▶ **Exercise input**
== Segment start ==

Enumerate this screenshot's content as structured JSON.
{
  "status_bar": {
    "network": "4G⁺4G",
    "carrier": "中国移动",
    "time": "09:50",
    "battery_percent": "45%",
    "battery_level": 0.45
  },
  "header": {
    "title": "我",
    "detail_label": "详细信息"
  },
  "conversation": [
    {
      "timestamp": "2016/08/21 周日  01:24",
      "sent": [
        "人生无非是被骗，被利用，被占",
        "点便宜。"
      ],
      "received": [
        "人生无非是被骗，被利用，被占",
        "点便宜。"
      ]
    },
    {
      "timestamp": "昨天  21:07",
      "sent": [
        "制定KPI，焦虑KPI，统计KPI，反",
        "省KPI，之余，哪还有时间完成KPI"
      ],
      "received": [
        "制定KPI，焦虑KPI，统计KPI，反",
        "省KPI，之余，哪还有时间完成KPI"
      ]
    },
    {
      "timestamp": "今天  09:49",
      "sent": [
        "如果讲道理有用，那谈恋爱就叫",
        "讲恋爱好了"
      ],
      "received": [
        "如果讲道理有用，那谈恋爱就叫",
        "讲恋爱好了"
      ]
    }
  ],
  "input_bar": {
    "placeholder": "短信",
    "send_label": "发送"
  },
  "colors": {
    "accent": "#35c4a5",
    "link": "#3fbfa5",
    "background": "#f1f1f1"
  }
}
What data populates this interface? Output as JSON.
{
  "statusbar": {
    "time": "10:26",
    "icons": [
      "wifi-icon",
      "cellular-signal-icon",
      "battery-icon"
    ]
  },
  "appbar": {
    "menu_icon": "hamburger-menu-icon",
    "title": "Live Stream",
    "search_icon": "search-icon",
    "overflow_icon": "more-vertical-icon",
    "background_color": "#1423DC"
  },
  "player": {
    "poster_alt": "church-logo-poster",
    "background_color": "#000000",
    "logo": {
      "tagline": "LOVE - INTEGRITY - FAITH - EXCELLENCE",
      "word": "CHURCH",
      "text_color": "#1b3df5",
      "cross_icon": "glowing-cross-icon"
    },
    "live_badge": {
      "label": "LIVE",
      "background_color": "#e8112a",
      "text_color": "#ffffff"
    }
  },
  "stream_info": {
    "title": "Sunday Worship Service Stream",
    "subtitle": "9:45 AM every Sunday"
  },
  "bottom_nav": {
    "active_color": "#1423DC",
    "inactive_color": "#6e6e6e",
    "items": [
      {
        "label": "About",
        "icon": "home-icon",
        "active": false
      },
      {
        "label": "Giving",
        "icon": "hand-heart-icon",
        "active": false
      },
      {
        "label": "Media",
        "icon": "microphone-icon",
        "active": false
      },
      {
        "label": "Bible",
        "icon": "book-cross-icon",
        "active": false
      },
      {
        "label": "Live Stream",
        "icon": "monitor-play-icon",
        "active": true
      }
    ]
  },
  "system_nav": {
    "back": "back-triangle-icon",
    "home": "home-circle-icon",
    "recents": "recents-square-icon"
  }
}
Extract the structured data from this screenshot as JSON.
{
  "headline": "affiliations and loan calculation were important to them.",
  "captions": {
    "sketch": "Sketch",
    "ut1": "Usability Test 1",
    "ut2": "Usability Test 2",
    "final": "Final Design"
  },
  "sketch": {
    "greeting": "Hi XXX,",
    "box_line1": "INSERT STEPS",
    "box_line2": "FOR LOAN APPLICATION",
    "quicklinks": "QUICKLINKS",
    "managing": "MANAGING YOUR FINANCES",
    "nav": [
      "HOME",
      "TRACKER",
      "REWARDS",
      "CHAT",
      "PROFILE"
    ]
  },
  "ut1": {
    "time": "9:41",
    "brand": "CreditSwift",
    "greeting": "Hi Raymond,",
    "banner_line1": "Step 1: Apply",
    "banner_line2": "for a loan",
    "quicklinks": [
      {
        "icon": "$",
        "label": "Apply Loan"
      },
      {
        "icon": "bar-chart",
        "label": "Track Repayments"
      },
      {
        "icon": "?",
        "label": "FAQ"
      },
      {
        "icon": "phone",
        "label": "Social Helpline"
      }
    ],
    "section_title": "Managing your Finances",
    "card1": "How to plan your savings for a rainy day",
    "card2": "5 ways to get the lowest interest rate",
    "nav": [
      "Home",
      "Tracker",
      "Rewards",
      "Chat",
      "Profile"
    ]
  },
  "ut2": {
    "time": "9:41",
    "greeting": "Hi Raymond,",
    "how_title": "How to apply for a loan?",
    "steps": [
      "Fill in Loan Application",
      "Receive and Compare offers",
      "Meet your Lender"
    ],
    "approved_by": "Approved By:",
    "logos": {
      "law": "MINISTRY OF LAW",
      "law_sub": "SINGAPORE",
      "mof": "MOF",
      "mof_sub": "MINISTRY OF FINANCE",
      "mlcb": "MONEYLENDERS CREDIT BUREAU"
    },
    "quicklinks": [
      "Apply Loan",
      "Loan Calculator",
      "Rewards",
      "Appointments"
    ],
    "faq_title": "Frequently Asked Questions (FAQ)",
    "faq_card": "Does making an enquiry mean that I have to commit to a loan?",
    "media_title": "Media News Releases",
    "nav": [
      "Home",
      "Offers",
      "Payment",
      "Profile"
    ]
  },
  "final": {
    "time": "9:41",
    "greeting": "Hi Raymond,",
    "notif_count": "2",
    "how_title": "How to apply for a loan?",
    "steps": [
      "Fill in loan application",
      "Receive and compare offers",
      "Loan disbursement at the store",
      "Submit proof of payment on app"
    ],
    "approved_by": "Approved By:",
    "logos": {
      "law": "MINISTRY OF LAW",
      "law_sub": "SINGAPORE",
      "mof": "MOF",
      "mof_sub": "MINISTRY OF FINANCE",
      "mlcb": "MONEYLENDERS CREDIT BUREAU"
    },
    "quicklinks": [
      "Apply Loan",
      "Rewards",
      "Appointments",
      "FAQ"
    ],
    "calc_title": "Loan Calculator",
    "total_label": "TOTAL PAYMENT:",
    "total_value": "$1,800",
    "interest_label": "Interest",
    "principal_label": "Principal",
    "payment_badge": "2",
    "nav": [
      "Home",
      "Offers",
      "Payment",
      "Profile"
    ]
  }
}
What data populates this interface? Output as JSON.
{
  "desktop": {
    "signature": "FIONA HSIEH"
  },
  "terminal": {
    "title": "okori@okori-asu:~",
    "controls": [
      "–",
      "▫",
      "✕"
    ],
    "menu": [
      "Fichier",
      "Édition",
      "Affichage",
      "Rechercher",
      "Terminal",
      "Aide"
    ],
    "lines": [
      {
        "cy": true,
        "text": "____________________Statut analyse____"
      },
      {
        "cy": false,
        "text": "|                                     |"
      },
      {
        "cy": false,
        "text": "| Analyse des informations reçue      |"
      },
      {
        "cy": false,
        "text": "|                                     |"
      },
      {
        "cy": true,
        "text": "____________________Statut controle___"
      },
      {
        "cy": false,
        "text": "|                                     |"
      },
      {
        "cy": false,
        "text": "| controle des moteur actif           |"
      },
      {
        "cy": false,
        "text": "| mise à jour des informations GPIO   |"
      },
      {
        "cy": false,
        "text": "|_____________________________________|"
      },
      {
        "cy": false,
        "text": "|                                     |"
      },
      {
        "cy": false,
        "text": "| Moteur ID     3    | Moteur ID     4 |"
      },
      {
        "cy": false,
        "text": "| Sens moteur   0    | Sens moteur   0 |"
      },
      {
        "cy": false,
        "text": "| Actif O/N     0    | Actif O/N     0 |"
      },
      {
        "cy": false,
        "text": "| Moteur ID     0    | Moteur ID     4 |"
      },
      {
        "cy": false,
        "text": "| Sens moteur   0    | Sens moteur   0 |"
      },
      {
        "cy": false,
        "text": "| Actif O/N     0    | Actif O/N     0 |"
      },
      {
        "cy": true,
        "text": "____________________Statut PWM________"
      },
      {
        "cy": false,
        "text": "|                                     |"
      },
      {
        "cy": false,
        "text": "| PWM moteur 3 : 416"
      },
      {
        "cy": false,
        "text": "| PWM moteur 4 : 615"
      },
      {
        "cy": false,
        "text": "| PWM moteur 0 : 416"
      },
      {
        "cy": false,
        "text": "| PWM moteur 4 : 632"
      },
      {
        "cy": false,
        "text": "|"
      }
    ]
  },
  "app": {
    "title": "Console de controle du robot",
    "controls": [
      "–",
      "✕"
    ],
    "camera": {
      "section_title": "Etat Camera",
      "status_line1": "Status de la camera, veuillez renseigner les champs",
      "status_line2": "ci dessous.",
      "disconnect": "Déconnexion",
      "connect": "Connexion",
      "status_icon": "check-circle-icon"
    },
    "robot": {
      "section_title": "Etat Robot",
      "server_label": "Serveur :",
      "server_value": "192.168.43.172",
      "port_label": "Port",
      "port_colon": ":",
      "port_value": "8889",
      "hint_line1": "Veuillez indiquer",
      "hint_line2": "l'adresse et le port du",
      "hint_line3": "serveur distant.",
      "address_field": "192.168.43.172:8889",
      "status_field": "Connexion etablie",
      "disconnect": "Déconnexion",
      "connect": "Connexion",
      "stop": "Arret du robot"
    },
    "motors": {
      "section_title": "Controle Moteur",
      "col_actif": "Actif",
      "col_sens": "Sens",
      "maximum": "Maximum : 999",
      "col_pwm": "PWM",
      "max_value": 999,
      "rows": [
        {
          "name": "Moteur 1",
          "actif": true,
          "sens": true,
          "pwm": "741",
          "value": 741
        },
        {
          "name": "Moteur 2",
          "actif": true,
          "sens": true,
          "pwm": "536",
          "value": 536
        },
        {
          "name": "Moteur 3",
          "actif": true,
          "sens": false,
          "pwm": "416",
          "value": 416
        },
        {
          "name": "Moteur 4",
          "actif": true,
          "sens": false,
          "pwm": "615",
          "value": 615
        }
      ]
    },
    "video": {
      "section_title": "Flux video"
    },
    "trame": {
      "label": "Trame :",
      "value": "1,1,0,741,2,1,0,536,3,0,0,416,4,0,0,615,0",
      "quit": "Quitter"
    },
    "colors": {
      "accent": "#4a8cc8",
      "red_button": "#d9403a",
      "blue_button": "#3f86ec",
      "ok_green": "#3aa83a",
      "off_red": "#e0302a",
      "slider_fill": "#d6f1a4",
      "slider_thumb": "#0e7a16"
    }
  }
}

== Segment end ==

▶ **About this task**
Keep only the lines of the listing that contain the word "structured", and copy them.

▶ **Exercise solution**
Enumerate this screenshot's content as structured JSON.
Extract the structured data from this screenshot as JSON.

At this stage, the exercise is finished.